Meandering around my hard drive the other day, I ran across a position paper issued by the Research Industry Coalition in 1993, “Safeguarding Respondents and Data.”
The first paragraph of the RIC statement reads:
Concern has mounted among the general public about the intrusions of business and government into their private lives. The Research Industry Coalition (RIC), representing the leading professional and trade associations in the fields of marketing and opinion research, wishes to emphasize our deep and long-standing commitment to protecting the privacy of research participants and the confidentiality of the data we gather.
Here is an excerpt from the accompanying press release:
“Research Industry Reaffirms Privacy Commitment”
“We hope to increase the public’s confidence in the marketing and opinion research process,” said Newton Frank, Chair of RIC. “The public is rightly concerned about privacy issues, and we want them to know that the research industry has been playing a leadership role in this area for many years.”
Our objective is to reassure the public that the information they provide for marketing and opinion research purposes will be handled in accordance with professional standards that safeguard their privacy.
RIC, as some will recall, came together in the early 90s and later morphed into CMOR – an amalgam of major US marketing and social research associations. I represented QRCA at the first meeting and stayed around for a while, eventually rotating into the Chair.
I remember that this initiative seemed really important and forward facing at the time. All the member associations had strict standards for protecting respondent anonymity, and we wanted to promote them.
We did not believe that privacy concerns were a key driver of declining response rates, but we believed they could play a role. Equally or more important, we also figured that our scruples around data should legitimately set us apart from telemarketers – especially in the eyes of legislators and regulators.
I think these points and the endorsements by the industry later helped CMOR get some exclusions for marketing and opinion research written into regulations targeting “phone spam.” Maybe Diane Bowers will chime in and let us know.
Political and strategic concerns aside, however, we believed in safeguarding respondent privacy because it’s the right thing to do. I’m sure we all still do.
But does anyone outside the traditional old-line academically based research community share our commitment or care what we think?
And in the larger scheme does it matter what we think or what we do?

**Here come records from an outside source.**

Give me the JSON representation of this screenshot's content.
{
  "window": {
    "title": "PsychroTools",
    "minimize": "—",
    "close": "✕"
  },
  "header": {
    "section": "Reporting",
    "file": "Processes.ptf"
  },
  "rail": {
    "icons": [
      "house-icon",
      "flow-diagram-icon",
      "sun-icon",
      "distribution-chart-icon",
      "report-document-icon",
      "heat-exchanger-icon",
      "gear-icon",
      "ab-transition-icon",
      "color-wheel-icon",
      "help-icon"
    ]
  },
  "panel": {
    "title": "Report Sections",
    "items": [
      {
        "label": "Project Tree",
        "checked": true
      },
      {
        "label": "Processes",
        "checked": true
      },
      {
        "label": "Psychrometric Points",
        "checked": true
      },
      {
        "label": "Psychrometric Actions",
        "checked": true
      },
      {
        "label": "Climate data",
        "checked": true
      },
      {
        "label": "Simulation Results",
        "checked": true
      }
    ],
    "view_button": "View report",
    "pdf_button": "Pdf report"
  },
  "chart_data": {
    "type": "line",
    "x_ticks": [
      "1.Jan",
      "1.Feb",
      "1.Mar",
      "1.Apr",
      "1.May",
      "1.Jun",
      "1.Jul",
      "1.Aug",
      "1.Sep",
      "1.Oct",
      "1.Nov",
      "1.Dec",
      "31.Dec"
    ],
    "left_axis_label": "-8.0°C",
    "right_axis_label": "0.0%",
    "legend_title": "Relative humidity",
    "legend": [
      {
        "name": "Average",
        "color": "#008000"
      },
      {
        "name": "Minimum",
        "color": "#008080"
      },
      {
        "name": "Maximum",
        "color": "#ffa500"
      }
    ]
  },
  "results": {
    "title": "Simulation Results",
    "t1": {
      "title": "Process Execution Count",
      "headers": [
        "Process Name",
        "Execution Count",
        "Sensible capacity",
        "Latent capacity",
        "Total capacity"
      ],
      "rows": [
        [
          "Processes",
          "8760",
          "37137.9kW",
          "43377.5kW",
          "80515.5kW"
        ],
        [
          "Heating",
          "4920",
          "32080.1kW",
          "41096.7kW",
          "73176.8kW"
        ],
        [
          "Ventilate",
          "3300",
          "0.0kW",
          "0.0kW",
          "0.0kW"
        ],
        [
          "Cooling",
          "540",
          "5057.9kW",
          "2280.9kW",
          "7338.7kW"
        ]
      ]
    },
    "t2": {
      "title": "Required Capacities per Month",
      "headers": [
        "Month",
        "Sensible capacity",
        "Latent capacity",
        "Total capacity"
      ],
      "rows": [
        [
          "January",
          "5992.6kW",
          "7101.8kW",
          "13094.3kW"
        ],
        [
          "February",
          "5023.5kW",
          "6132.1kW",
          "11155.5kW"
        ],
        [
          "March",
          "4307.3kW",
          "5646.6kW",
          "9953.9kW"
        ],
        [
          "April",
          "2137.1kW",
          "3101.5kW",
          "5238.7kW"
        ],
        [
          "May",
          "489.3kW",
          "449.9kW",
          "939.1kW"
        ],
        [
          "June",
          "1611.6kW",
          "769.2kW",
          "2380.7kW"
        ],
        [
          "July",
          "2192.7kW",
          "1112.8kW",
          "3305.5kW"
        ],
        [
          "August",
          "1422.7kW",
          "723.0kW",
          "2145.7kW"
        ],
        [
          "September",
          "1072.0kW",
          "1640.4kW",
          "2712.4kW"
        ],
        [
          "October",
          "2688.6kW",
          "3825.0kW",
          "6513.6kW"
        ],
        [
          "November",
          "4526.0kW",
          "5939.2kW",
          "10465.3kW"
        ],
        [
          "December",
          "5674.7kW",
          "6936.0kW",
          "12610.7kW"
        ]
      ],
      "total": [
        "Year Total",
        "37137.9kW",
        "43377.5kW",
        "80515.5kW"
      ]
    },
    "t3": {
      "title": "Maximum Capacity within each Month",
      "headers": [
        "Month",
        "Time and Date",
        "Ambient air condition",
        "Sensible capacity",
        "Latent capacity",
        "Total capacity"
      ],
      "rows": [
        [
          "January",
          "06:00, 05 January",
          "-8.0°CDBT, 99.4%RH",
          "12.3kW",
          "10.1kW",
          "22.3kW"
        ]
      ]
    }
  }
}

Not long after issuing the position paper RIC met with the Electronic Frontier Foundation. I want to say that we met with Mitch Kapor, but I can’t find my notes and could be wrong.
What I do remember is that during that meeting I concluded that privacy qua privacy was either a lost cause or on a bullet train headed in that direction. I figured (1993) that our main defense against depredations of snooping government (and worse) was that the technology was simply not there yet to do the massive overlays and collations required.
Figure it is now?
As committees and task forces meet earnestly and valiantly to set out currently relevant guidelines for protecting the privacy of respondents, I wonder just how relevant and effective we can hope to be.
Certainly we can observe the common decencies and maintain traditional practices when handling data from respondents that we contact and interview ourselves. We are, however, witnessing a relentless shrinking of our sphere of control.
Who is able to guarantee that panelists who put their demographics and psychographics into panel databases are not being tracked by spyware or “advanced cookies?” What can we really do to guarantee the anonymity of MROCs?
I could throw out many more of these, and I’m sure you could mention many I have not thought of. You and I could also probably come up with some elegant strategies for best efforts as well. It’s worth doing. I’m not defeatist, well, not exactly.
But do you have the feeling that all of our efforts are like trying to stem a tsunami with a barbed wire fence?
Absolutely yes yes yes, we should continue to do the right thing as we see it. But as we go about it with energy and creativity, we also have to think about a consumer whose social security number, blood type, medical history, financial transactions, elementary school disciplinary infractions, website IDs and passwords, avatars, aliases, address, and locations over the past two years (and right this second) are all available for purchase or targeting. Just how important to that person is it that we guard her preference for Tide over Cheer?
Having said all of this, I do think that researchers and research standards can teach the world something about how to handle data. And I think taking stands can be instructive and worthwhile.
But let’s not take my word for it. Let’s ask Big Brother.